I have a confession to make. I really don’t like soup. It’s okay as an appetizer, if you are fancy enough at your house to actually serve your meals in courses. I’m lucky to get one thing made for dinner, but when we eat out here in Germany, often you get a little cup of soup and a little salad before the meal and that’s fine and lovely. It’s delicious, for the ten bites it take to finish it. It whets your appetite. But you know what that little bowl of soup does not do? It doesn't satisfy your hunger.
Now, let’s be clear. Some soups might as well be called stews and I’m not lambasting those. Pasta e fagioli, for example, is at its best when it’s thick and rich, with so many noodles and chunky goodness of veggies in there that you can stick a cracker in that sucker and it’ll stand up straight.

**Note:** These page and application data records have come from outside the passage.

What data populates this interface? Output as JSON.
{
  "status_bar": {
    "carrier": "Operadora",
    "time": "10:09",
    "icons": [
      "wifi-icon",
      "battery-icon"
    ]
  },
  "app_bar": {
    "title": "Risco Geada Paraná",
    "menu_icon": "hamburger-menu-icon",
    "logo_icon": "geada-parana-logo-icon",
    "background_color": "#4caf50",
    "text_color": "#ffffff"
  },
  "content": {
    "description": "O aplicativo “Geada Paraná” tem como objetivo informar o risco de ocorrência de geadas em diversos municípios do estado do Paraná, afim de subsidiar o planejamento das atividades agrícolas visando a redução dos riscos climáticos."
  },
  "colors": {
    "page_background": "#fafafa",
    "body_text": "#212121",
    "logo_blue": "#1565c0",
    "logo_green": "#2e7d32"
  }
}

Chowders, chilis, stews: All good. Of all the liquid-based dishes, those work wonderfully.
I’m talking about soups. Thin, runny, often all one thing. Like split pea soup. Why is that ever a good idea?
Free image from MorgueFile: by Max Staeten
Some stories are like that soup. They do one thing really, really well. They are super green and healthy perhaps. Or maybe they are like chicken broth—nice and nourishing when you’re sick, but without anything much in it. And a little of that is fine. But if someone puts a tureen the size of your head in front of you, filled to the brim with split-pea soup, I think you might turn green yourself.
No, what is better is STEW. Broth, yes. But also vegetables. Maybe bits of chicken if you’re not a vegetarian. Beans. Some pasta swimming around in there, too. Maybe even some crusty bread to dip into it. A stew has all sorts of things going on, offering a variety of flavors and textures to keep you engaged with your meal, and full for hours afterward.
A good story does the same thing. It has strong characters, but also an enticing plot. Some spice sprinkled in with dialogue or perhaps luscious world-building. The meat of the stew is something you can sink your teeth into and it warms you on a cold day. And it’s the kind of food that you happily remember the exact taste of even hours later, when your belly is still gurgling happily from your meal.
Write stew, not soup.